[Assignment]: Could you write out the records exactly as they are given?

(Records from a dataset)
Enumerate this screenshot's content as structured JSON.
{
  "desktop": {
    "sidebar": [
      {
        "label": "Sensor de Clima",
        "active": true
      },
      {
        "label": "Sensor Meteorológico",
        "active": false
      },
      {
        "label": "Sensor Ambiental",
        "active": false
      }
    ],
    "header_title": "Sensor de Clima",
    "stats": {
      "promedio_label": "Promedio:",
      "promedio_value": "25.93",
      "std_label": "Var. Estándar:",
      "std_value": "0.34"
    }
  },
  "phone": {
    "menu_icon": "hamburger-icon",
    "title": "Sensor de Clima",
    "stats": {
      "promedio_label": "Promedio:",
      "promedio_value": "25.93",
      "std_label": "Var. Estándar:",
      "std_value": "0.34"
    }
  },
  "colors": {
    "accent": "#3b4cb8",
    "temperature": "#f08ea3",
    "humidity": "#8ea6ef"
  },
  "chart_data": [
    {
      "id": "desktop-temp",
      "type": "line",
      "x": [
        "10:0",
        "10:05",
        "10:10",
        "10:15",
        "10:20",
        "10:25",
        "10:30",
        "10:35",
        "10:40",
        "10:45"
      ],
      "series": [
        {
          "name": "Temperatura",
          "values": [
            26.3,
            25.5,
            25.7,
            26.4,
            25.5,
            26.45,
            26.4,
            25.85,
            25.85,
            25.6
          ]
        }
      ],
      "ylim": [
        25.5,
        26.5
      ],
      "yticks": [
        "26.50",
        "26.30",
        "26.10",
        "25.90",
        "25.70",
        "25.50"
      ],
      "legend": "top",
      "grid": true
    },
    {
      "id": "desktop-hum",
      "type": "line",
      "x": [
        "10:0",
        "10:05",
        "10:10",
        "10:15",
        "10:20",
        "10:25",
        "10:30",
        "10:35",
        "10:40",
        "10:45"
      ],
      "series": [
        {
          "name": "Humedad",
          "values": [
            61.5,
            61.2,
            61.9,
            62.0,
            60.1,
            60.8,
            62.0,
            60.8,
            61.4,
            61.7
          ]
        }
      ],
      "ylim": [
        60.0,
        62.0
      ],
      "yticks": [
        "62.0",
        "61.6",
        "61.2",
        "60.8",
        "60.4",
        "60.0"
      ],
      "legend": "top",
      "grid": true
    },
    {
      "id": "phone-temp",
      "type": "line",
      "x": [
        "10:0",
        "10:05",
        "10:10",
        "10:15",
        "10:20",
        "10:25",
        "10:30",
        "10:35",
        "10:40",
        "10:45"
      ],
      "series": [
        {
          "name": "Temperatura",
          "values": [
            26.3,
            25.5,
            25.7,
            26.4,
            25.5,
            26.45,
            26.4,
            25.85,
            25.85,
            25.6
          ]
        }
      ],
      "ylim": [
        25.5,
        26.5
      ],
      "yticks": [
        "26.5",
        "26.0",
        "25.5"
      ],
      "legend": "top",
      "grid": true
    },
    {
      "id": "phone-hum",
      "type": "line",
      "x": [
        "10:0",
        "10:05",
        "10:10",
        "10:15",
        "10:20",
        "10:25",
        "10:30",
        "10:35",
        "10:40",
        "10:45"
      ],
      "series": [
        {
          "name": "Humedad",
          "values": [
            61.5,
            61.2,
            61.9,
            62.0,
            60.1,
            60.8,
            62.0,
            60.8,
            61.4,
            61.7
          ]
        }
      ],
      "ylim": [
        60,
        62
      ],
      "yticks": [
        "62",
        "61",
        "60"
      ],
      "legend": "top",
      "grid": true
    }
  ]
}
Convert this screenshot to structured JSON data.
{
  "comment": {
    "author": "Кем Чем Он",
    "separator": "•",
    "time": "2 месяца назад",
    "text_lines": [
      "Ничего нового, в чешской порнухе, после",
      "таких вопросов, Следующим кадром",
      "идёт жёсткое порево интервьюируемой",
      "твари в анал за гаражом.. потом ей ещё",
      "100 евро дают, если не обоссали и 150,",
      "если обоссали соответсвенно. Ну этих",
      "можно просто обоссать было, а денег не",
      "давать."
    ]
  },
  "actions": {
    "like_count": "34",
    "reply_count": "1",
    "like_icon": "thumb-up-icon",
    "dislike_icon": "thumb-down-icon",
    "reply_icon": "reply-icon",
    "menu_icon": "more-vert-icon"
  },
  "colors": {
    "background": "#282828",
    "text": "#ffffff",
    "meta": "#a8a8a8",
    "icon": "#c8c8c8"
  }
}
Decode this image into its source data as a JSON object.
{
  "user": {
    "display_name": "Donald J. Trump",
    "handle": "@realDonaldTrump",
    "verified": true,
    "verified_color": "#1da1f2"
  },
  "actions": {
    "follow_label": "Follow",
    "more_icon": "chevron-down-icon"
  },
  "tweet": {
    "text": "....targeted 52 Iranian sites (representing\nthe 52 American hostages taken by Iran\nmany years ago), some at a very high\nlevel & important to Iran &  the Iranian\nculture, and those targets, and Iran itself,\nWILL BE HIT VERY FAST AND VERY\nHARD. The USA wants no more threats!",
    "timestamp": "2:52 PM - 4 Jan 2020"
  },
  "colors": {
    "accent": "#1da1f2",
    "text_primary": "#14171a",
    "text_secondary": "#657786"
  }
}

[Completed exercise]:
Enumerate this screenshot's content as structured JSON.
{
  "desktop": {
    "sidebar": [
      {
        "label": "Sensor de Clima",
        "active": true
      },
      {
        "label": "Sensor Meteorológico",
        "active": false
      },
      {
        "label": "Sensor Ambiental",
        "active": false
      }
    ],
    "header_title": "Sensor de Clima",
    "stats": {
      "promedio_label": "Promedio:",
      "promedio_value": "25.93",
      "std_label": "Var. Estándar:",
      "std_value": "0.34"
    }
  },
  "phone": {
    "menu_icon": "hamburger-icon",
    "title": "Sensor de Clima",
    "stats": {
      "promedio_label": "Promedio:",
      "promedio_value": "25.93",
      "std_label": "Var. Estándar:",
      "std_value": "0.34"
    }
  },
  "colors": {
    "accent": "#3b4cb8",
    "temperature": "#f08ea3",
    "humidity": "#8ea6ef"
  },
  "chart_data": [
    {
      "id": "desktop-temp",
      "type": "line",
      "x": [
        "10:0",
        "10:05",
        "10:10",
        "10:15",
        "10:20",
        "10:25",
        "10:30",
        "10:35",
        "10:40",
        "10:45"
      ],
      "series": [
        {
          "name": "Temperatura",
          "values": [
            26.3,
            25.5,
            25.7,
            26.4,
            25.5,
            26.45,
            26.4,
            25.85,
            25.85,
            25.6
          ]
        }
      ],
      "ylim": [
        25.5,
        26.5
      ],
      "yticks": [
        "26.50",
        "26.30",
        "26.10",
        "25.90",
        "25.70",
        "25.50"
      ],
      "legend": "top",
      "grid": true
    },
    {
      "id": "desktop-hum",
      "type": "line",
      "x": [
        "10:0",
        "10:05",
        "10:10",
        "10:15",
        "10:20",
        "10:25",
        "10:30",
        "10:35",
        "10:40",
        "10:45"
      ],
      "series": [
        {
          "name": "Humedad",
          "values": [
            61.5,
            61.2,
            61.9,
            62.0,
            60.1,
            60.8,
            62.0,
            60.8,
            61.4,
            61.7
          ]
        }
      ],
      "ylim": [
        60.0,
        62.0
      ],
      "yticks": [
        "62.0",
        "61.6",
        "61.2",
        "60.8",
        "60.4",
        "60.0"
      ],
      "legend": "top",
      "grid": true
    },
    {
      "id": "phone-temp",
      "type": "line",
      "x": [
        "10:0",
        "10:05",
        "10:10",
        "10:15",
        "10:20",
        "10:25",
        "10:30",
        "10:35",
        "10:40",
        "10:45"
      ],
      "series": [
        {
          "name": "Temperatura",
          "values": [
            26.3,
            25.5,
            25.7,
            26.4,
            25.5,
            26.45,
            26.4,
            25.85,
            25.85,
            25.6
          ]
        }
      ],
      "ylim": [
        25.5,
        26.5
      ],
      "yticks": [
        "26.5",
        "26.0",
        "25.5"
      ],
      "legend": "top",
      "grid": true
    },
    {
      "id": "phone-hum",
      "type": "line",
      "x": [
        "10:0",
        "10:05",
        "10:10",
        "10:15",
        "10:20",
        "10:25",
        "10:30",
        "10:35",
        "10:40",
        "10:45"
      ],
      "series": [
        {
          "name": "Humedad",
          "values": [
            61.5,
            61.2,
            61.9,
            62.0,
            60.1,
            60.8,
            62.0,
            60.8,
            61.4,
            61.7
          ]
        }
      ],
      "ylim": [
        60,
        62
      ],
      "yticks": [
        "62",
        "61",
        "60"
      ],
      "legend": "top",
      "grid": true
    }
  ]
}
Convert this screenshot to structured JSON data.
{
  "comment": {
    "author": "Кем Чем Он",
    "separator": "•",
    "time": "2 месяца назад",
    "text_lines": [
      "Ничего нового, в чешской порнухе, после",
      "таких вопросов, Следующим кадром",
      "идёт жёсткое порево интервьюируемой",
      "твари в анал за гаражом.. потом ей ещё",
      "100 евро дают, если не обоссали и 150,",
      "если обоссали соответсвенно. Ну этих",
      "можно просто обоссать было, а денег не",
      "давать."
    ]
  },
  "actions": {
    "like_count": "34",
    "reply_count": "1",
    "like_icon": "thumb-up-icon",
    "dislike_icon": "thumb-down-icon",
    "reply_icon": "reply-icon",
    "menu_icon": "more-vert-icon"
  },
  "colors": {
    "background": "#282828",
    "text": "#ffffff",
    "meta": "#a8a8a8",
    "icon": "#c8c8c8"
  }
}
Decode this image into its source data as a JSON object.
{
  "user": {
    "display_name": "Donald J. Trump",
    "handle": "@realDonaldTrump",
    "verified": true,
    "verified_color": "#1da1f2"
  },
  "actions": {
    "follow_label": "Follow",
    "more_icon": "chevron-down-icon"
  },
  "tweet": {
    "text": "....targeted 52 Iranian sites (representing\nthe 52 American hostages taken by Iran\nmany years ago), some at a very high\nlevel & important to Iran &  the Iranian\nculture, and those targets, and Iran itself,\nWILL BE HIT VERY FAST AND VERY\nHARD. The USA wants no more threats!",
    "timestamp": "2:52 PM - 4 Jan 2020"
  },
  "colors": {
    "accent": "#1da1f2",
    "text_primary": "#14171a",
    "text_secondary": "#657786"
  }
}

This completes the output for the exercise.